Install Latest Security Patches
One of the most important things you can do to optimize your Windows Server 2012 is to ensure that it has the latest security patches installed. This is crucial in protecting your server from potential cyber threats that could result in data breaches and other serious security issues.
To install the latest security patches, you can use Windows Update or download them manually from Microsoft’s website. Make sure to schedule regular updates to keep your server up to date with the latest security fixes.
- Automate Updates: To avoid forgetting to update your server, it’s recommended to automate updates. Use Windows Server Update Services (WSUS) to manage updates centrally and deploy them to all connected computers.
- Reboot After Installing: After installing the latest security patches, it’s essential to reboot the server to complete the installation process. This ensures that the updates are applied correctly.
- Test Updates Before Installing: Always test the updates on a test server before applying them to the production server. This helps to identify any issues that could occur after installing the updates.
- Check for Compliance: Use the Security Configuration Wizard to check your server’s compliance with the latest security updates. This tool helps to identify missing updates and configure security settings.
By regularly installing the latest security patches, you can ensure that your Windows Server 2012 is protected against known vulnerabilities and cyber threats. This is essential in keeping your data secure and maintaining the integrity of your server.
Clean Up Temporary Files Regularly
Temporary files are files that are created to store information temporarily while a new file is being created or a program is running. Over time, these files can accumulate and take up valuable disk space, which can slow down your server. It’s important to regularly clean up temporary files to free up space and improve performance.
Windows Server 2012 has a built-in Disk Cleanup tool that can help you easily clean up temporary files.

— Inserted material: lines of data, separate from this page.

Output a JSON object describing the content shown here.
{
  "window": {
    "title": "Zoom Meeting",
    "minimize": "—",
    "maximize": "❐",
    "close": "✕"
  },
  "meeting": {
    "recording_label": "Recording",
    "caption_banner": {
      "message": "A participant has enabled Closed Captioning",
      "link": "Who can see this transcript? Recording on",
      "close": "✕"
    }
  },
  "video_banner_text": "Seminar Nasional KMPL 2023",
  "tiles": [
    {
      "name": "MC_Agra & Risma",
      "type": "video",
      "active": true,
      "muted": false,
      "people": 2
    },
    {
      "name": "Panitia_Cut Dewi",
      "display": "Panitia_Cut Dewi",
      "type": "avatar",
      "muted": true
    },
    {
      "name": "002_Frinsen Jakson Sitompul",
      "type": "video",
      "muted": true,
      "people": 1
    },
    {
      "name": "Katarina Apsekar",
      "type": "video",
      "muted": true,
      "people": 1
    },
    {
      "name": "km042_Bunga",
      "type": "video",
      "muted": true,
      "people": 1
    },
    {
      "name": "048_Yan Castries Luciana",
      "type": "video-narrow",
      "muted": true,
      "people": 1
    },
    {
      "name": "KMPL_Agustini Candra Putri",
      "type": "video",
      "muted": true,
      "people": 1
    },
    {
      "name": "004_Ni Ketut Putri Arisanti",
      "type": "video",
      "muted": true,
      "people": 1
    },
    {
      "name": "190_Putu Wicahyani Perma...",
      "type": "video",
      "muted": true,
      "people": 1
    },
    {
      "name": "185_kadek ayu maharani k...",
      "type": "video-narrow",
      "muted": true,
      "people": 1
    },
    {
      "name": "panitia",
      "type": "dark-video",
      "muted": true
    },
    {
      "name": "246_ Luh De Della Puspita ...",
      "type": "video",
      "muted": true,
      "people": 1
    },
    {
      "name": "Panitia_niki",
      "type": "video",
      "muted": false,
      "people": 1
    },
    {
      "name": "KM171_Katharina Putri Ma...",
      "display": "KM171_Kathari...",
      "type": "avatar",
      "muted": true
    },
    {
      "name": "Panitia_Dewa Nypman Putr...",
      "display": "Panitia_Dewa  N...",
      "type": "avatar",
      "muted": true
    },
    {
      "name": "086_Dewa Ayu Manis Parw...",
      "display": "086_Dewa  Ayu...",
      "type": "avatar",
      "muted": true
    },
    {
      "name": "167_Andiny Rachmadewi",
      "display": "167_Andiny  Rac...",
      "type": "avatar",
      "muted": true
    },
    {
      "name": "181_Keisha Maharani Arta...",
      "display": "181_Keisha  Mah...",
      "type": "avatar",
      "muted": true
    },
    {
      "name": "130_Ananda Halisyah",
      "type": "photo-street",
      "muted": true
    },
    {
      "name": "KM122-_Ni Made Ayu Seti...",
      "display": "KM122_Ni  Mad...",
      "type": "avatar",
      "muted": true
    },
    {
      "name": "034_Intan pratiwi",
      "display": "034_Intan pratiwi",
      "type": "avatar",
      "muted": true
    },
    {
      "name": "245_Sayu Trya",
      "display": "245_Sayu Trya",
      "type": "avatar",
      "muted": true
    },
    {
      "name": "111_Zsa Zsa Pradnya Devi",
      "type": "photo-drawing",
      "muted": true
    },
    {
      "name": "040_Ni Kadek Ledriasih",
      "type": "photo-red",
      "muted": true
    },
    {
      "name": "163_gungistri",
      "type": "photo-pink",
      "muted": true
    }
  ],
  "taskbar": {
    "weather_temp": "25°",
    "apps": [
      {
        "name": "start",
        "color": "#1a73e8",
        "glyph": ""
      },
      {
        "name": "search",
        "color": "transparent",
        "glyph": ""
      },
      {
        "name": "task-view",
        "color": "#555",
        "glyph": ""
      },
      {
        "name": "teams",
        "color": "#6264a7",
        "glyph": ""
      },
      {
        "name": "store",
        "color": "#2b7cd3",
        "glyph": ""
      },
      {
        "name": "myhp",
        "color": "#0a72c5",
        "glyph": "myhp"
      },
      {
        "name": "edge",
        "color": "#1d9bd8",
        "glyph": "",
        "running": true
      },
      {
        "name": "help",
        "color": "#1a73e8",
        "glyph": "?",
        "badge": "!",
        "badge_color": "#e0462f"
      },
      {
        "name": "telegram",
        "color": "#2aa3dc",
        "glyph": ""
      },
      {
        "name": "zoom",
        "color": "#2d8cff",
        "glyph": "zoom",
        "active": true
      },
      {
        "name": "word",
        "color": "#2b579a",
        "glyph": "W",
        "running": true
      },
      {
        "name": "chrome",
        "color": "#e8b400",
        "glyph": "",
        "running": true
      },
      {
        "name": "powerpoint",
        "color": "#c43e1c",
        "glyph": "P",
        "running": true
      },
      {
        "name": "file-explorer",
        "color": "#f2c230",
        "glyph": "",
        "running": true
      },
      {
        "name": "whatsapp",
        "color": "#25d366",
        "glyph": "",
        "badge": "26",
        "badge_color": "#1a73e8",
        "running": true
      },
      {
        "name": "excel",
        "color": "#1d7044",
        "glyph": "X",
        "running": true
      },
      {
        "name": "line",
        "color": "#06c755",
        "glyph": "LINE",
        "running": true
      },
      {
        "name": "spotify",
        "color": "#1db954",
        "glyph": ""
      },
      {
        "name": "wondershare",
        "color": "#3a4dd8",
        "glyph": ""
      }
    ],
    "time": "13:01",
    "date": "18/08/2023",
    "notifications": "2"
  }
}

To access the Disk Cleanup tool, go to the Start menu and search for “Disk Cleanup”. Select the drive you want to clean up and click “OK”. The tool will then scan the drive and show you a list of files you can delete.
Another way to clean up temporary files is to use a third-party tool. There are many free and paid tools available that can help you automate the process of cleaning up temporary files. Some popular tools include CCleaner, CleanMyPC, and Wise Disk Cleaner.
Frequently Asked Questions
What is IIS and why would you want to turn it off on Windows Server 2012?
Internet Information Services (IIS) is a web server created by Microsoft that is used to host and manage web applications. There may be situations where you want to turn off IIS on Windows Server 2012, such as when troubleshooting issues with your server or when it is not needed for a specific task.
What are the steps to turn off IIS on Windows Server 2012?
To turn off IIS on Windows Server 2012, you will need to open the Server Manager, navigate to the Roles and Features section, and deselect the Web Server (IIS) role. You can then uninstall any related features or services.
Will turning off IIS impact other applications or services on Windows Server 2012?
If other applications or services are dependent on IIS, turning it off may cause issues. It’s important to review which services are impacted before disabling IIS and ensure that all necessary steps are taken to prevent any downtime or disruption to other applications or services.
How do you verify that IIS has been successfully turned off on Windows Server 2012?
You can verify that IIS has been successfully turned off on Windows Server 2012 by checking the status of the World Wide Web Publishing Service and attempting to access a website. If both of these tests fail, it is likely that IIS has been successfully turned off.
Are there any other tips for optimizing Windows Server 2012?
Yes, there are other tips for optimizing Windows Server 2012, such as disabling unnecessary services, installing the latest security patches, and cleaning up temporary files regularly. These tips can help improve server performance, security, and stability.